5 behaviors that increase an older driver’s accident risk
In early June, Illinois law enforcement responded to a single-car accident. According to the Chicago Tribune, a 73-year-old man was driving the vehicle when it left the road and slammed into a tree. Both the man and his 72-year-old wife, who was in the passenger seat, died as a result of the accident. Investigators are still working to determine what happened.
As any Chicago accident attorney would know, there are certain factors that put elderly drivers at an increased risk of a car accident. The Insurance Information Institute reports that crash rates and fatalities begin increasing once drivers reach 70 years old. Experts note that understanding the laws and the behaviors that lead to these incidents is imperative to reducing the crash rate and resulting injuries and fatalities.
Under Illinois laws, drivers who are 75 or older must renew their licenses through taking vision, written and driving tests. Further, people who are 81 to 86 years old will have to renew every two years, and 87-year-olds and older have to renew every year. It is possible that there will be restrictions placed on a license, such as an older driver who is required to wear glasses or other vision aids while behind the wheel.
These laws are in place because of the link between elderly drivers and car accidents. The following behaviors explain in part why this occurs:
- Visual impairment
The National Highway Traffic Safety Administration conducted a lengthy study that reviewed how certain age-related functions took a toll on a driver’s performance. One of the most critical errors researchers found was that older drivers have difficulty visually spotting any potential hazards in the road. For example, the elderly may not be able to spot potholes, bumps and even pedestrians as easily as their younger counterparts.
The aging process clearly takes a toll on people’s vision. Researchers reported that a deficit in acuity explains the visual impairment problem. One suggestion for an effective countermeasure includes cataract surgery and refractive correction, or wearing glasses with an updated prescription.
- Translating traffic information
Another key finding indicates that the elderly are more likely to have trouble using current traffic information to determine if a future conflict could arise. A senior may not recognize that a change in a traffic pattern, such as slowing vehicles, could mean there is a hazard ahead. Another example would be that the driver does not realize that a traffic light is out, which would call for increased caution.
The scientists behind the study suggested that seniors should to the following to mitigate this risk:
- Avoid driving situations that could be problematic, such as highway driving.
- Drive vehicles equipped with collision warning systems.
- Take driver education courses
The researchers also pointed out that optometrists should review a patient’s contrast sensitivity ability, which plays a role in detecting visual cues in traffic.
- Slowed reaction time
The National Institutes of Health also points out that elderly drivers have slowed reaction times. The ability to act fairly quickly is important not only in accident-related driving but also in everyday driving. Road signs that warn of an approaching exit, for example, require a senior driver to read, process the information and act accordingly. As people age, their ability to do those tasks starts to decline.

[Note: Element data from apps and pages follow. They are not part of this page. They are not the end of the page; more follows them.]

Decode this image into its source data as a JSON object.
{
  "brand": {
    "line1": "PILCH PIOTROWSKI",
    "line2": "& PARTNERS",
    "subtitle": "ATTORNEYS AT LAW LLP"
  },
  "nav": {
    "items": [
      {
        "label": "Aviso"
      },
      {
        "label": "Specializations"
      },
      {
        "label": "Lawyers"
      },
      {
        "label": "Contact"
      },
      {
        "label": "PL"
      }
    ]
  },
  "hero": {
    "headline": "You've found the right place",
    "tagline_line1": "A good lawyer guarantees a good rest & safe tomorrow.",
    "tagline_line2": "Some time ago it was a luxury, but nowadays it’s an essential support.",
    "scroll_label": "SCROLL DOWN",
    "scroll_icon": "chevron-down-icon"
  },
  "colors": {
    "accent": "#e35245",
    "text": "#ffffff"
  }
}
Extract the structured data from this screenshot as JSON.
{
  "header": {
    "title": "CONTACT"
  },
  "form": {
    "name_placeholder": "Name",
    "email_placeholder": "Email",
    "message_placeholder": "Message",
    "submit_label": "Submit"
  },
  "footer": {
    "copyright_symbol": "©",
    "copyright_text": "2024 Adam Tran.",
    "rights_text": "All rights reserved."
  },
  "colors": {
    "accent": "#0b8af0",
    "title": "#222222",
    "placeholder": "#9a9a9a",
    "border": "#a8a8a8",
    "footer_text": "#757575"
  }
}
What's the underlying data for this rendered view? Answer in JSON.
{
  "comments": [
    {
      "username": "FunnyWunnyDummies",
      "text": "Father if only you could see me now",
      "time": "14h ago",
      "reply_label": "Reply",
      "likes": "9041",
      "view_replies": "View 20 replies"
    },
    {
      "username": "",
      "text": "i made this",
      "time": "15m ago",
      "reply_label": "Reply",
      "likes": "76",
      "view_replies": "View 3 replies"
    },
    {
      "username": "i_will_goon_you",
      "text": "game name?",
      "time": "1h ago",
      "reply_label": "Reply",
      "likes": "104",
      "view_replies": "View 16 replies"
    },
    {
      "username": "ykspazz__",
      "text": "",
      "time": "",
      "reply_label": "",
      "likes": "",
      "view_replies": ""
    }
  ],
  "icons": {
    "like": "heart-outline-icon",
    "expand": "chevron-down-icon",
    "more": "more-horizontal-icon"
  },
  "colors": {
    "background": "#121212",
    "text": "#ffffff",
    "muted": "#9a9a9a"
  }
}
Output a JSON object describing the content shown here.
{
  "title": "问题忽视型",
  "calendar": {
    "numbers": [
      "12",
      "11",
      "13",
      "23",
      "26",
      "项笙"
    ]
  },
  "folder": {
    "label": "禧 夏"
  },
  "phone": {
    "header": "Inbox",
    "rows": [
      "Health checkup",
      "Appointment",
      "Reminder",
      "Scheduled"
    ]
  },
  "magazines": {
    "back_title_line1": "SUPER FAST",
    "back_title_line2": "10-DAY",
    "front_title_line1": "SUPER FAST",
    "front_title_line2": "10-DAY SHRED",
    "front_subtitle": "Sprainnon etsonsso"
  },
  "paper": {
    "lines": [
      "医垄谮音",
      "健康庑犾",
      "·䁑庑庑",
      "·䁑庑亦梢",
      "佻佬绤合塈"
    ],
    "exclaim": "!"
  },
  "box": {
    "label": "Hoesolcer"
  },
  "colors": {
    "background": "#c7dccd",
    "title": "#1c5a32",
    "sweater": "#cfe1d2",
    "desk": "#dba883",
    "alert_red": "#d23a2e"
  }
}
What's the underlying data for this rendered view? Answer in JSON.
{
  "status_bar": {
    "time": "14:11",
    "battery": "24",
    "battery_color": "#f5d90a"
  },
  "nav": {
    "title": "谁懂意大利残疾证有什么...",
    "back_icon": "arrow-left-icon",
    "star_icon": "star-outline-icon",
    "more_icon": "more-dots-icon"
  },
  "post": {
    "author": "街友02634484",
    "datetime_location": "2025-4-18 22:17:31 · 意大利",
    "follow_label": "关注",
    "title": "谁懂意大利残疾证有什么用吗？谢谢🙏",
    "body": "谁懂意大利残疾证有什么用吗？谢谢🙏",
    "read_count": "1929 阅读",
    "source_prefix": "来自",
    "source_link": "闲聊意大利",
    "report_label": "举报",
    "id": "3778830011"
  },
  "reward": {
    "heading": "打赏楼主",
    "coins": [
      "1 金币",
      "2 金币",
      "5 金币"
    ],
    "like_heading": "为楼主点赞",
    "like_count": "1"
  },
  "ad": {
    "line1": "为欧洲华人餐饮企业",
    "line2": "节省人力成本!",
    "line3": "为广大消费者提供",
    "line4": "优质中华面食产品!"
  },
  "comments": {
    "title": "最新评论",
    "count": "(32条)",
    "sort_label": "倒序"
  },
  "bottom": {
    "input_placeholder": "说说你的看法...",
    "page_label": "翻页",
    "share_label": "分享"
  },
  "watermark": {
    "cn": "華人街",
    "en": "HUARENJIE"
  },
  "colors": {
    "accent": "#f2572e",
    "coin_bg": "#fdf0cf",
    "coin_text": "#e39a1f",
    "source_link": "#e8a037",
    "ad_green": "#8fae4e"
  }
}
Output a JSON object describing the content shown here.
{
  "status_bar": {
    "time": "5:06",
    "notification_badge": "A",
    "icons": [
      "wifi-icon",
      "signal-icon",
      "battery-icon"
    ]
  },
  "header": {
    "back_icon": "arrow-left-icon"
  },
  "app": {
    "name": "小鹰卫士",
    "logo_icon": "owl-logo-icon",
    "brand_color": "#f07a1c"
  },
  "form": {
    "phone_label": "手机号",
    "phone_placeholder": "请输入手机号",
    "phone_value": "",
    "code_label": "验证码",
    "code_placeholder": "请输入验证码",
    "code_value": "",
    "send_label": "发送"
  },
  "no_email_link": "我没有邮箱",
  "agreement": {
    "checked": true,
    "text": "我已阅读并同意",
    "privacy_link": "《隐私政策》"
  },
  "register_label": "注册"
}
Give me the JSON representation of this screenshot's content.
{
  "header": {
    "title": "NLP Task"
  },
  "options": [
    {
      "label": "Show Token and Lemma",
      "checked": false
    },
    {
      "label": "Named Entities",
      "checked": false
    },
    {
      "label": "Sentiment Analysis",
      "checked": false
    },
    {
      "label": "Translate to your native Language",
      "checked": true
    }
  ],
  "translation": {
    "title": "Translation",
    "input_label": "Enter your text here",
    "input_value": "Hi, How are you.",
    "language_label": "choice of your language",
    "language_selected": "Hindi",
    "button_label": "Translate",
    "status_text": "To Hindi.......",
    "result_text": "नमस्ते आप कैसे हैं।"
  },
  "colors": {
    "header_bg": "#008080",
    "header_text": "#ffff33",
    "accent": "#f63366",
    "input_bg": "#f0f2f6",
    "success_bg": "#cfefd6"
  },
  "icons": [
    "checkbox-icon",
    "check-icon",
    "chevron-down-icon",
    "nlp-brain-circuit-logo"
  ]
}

This occurs because as people age, there is a part of the brain known as the corpus callosum that starts to break down. This permits the two hemispheres of the brain to engage in “cross-talk,” or exchanging excessive information. A study from the University of Michigan found that those brain connections can result in confusion and a slower response time.
- Failure to understand the rules of the road
NHTSA researchers report that the elderly were found to lack an understanding of road safety rules, both in laws that govern driving as well as common safe driving practices. This can happen due to memory loss issues, which are prevalent among the elderly. Any Chicago accident attorney would acknowledge that it has likely been years, even decades, since they last took a driving course.
While one way to combat this issue is to make sure that seniors plan any trips before getting behind the wheel, the study concluded that driver education was the most effective countermeasure. Part of that education, researchers stated, should include classroom learning, hands-on training and learning about driving aids.
- Taking medications
The National Institutes of Medicine notes that the elderly are more likely to experience chronic conditions, many of which require medications. The drugs themselves and even the illnesses can impair driving. The Institutes report that diabetic drivers are at a 1.5 times higher risk of getting into an accident for which they are responsible. Further, many medications used to treat illnesses such as heart conditions or asthma have unintended side effects, such as drowsiness.
There are several ways that elderly drivers can remain safe on the road. For example, the state offers education and training classes that are catered to older people who wish to hone their skills.
Also, it is possible for someone to request an unsafe driver inspection, though in Illinois, the Secretary of State only takes this information from a member of law enforcement. Additionally, physicians are asked to encourage patients themselves to alert the Secretary of State about any medical condition that could affect their driving. The law requires that this must be done within 10 days of learning about the condition.
Anyone who is involved in a car accident and wishes to seek damages should consult with a Chicago accident attorney.